--- DATA TO EXAMINE ---
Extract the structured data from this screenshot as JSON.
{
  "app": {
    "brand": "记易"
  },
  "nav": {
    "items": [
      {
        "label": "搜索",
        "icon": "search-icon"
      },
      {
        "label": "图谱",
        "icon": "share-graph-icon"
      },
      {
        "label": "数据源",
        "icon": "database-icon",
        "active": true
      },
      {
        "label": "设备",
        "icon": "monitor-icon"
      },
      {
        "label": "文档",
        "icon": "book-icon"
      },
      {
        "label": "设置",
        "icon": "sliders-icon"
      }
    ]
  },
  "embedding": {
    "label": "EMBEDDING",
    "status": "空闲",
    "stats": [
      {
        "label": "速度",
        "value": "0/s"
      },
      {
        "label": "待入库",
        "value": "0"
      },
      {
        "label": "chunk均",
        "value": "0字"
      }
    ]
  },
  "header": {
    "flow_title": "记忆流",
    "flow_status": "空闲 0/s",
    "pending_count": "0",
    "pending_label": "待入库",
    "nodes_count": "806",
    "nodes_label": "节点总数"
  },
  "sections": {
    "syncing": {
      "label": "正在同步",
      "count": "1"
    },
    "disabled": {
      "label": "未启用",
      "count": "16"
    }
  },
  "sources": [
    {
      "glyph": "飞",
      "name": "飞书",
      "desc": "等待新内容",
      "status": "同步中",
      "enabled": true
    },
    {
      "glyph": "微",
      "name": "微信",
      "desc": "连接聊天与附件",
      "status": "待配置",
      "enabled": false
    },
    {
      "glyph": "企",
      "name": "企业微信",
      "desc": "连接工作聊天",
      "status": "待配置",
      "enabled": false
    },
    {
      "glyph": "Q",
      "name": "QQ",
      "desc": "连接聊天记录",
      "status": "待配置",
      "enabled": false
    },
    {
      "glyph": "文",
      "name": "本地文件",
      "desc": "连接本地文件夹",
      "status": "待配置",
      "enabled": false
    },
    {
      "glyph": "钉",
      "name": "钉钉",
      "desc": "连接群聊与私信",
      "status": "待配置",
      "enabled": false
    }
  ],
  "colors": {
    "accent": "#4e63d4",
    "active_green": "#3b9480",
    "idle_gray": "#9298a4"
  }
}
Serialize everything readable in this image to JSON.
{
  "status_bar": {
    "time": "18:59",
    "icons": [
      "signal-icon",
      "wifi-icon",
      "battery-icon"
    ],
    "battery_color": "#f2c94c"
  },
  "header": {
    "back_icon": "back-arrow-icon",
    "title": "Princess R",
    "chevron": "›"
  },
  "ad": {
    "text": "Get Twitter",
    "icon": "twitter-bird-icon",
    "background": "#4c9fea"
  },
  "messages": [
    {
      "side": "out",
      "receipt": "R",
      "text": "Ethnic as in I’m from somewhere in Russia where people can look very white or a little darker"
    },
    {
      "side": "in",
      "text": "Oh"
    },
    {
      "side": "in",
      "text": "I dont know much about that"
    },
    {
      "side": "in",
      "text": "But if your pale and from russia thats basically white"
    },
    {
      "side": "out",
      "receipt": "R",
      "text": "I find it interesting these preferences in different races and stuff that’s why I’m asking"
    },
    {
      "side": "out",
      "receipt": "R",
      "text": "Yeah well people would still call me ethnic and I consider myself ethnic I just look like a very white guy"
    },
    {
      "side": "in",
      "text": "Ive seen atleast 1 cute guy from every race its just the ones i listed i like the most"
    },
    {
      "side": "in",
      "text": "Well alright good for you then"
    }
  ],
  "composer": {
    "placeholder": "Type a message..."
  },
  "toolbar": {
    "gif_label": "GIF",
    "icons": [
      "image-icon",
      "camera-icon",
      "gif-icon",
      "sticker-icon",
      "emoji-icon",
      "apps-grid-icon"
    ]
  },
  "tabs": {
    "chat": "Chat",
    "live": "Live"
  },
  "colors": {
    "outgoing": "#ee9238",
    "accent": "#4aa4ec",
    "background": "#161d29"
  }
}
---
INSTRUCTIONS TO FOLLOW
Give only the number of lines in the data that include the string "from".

EXERCISE OUTPUT
4